On the other hand, he mixes in suggestions of actual anatomical forms. The mouse above has a skeleton, not just a line of action supporting him.
The dog below has suggestions of actual dog anatomy: his wrists, his spine
Eisenberg can draw elaborate BGs and in any perspective. His panels tend to be a lot more dynamic than Kelly's. - or anyone else's.Kelly tends to keep his characters staged left to right and is not as comfortable with perspective.
Both cartoonists use lines of action and opposing poses from their animation training, but Kelly's tend to be more subtle, His characters are more straight up and down. The principles are still there, but toned down. This is great if you can do it. Later cartoonists who might have admired Kelly could easily miss this aspect of his work and really eliminate any lines of action and opposing poses completely - as most cartoons and comics today.Subtlety is good, but tends to lead to a next generation of blandness.
The whole cartoon business by the 50s toned down it's earlier dynamic style in favor of characters who merely walk and talk. When the next generation of cartoonists grew up on these cartoons, they assumed that you don't need any poses at all and everything from then on was walking and talking and straight up and down characters.
Kelly is obviously capable of more dynamic posing and when his stories call for it, he does it - as in the page above.
Kelly also dabbles in soft little character scenarios like the page above. This is so Chuck Jones! Little cute bits of business between ignorant animals. Even the design of the characters is very Jones/Cannon early 40s. Right down to the loose construction. I wonder who influenced who.
Eisenberg, schooled by Joe Barbera on Tom and Jerry doesn't get into character so much and so focuses his creativity more on technical aspects of comic layout, dynamics, graphic page flow and strong character posing.
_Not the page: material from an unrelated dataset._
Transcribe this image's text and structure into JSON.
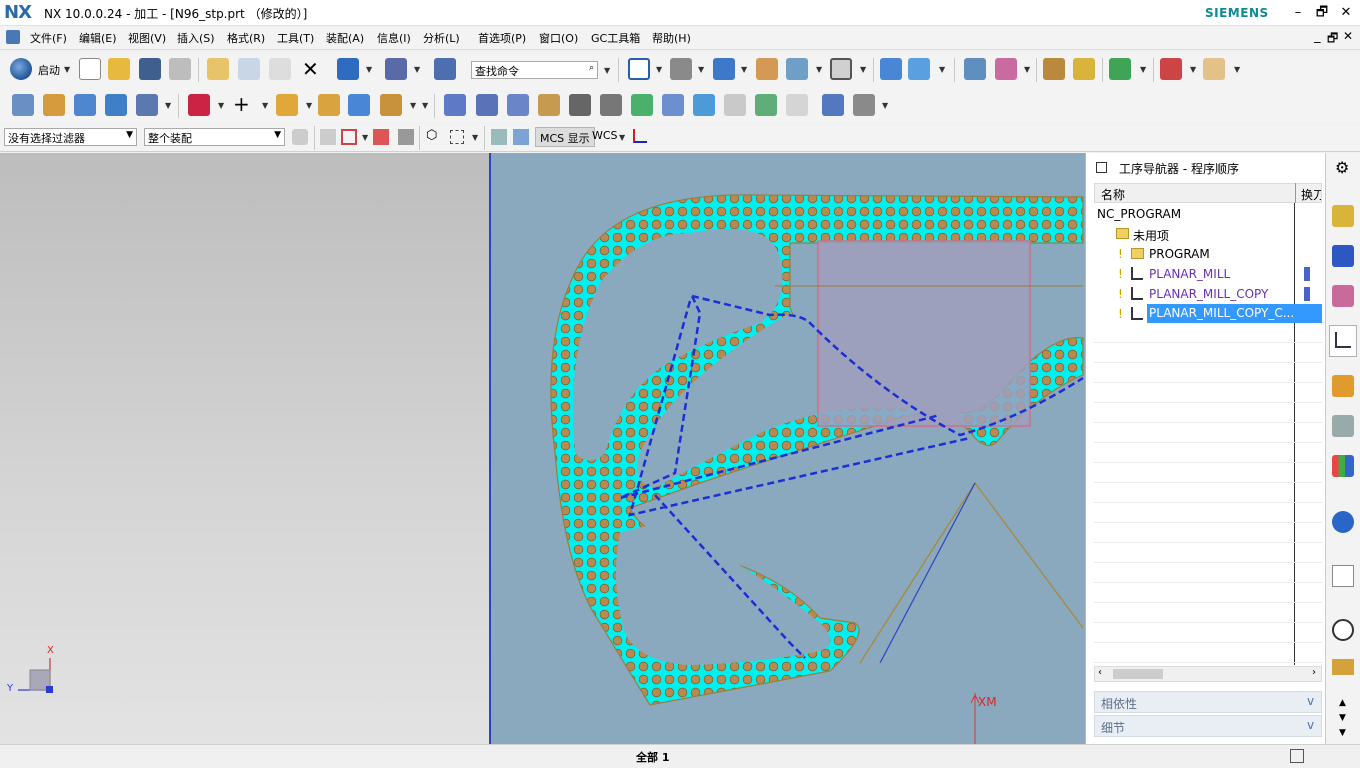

Kelly's characters are cuter - they have bigger eyes and pupils. For some reason, Harvey draws tiny little eyes which takes away some of the cartooniness and fun. McKimson did that too.
Both these cartoonists are top talents and have 90% of their approach in common. The 10% or so where they vary is where their personal styles happen.
On the surface the 2 styles look very different, but a lot of the appeal of both styles is that they have such great drawing skill supporting the individual differences.
A lot of Kelly's style is in his inking. The drawings themselves don't deviate much from standard 40s cartoon style, but the finish really grabs your attention and seals the deal.
A lot of the appeal of any skill is the skill itself. Just the fact that someone can do something technically amazing- that most of humanity can't is entertaining. That's why there is such a big audience for the Olympics of for UFC. Each athlete may have his own own personal style, but if he doesn't win then it didn't do him much good.
This aspect of technical virtuosity is missing from today's popular entertainment, yet I meet plenty of cartoonists who think they have "a style" and want to be judged on their individuality. Usually this style is just a collection of ignorant mistakes or a superficial imitation of the latest decadent trend in executive-pleasing cartoons.
EISENBERG KEPT 40S PRINCIPLES ALIVE EVEN INTO THE 60S
By the 1960s most cartoons had become really stiff. Eisenberg's posing retained the line of action and opposing poses of classic cartoons.
The poses are more subtle in these comics, but still show extreme knowledge and control.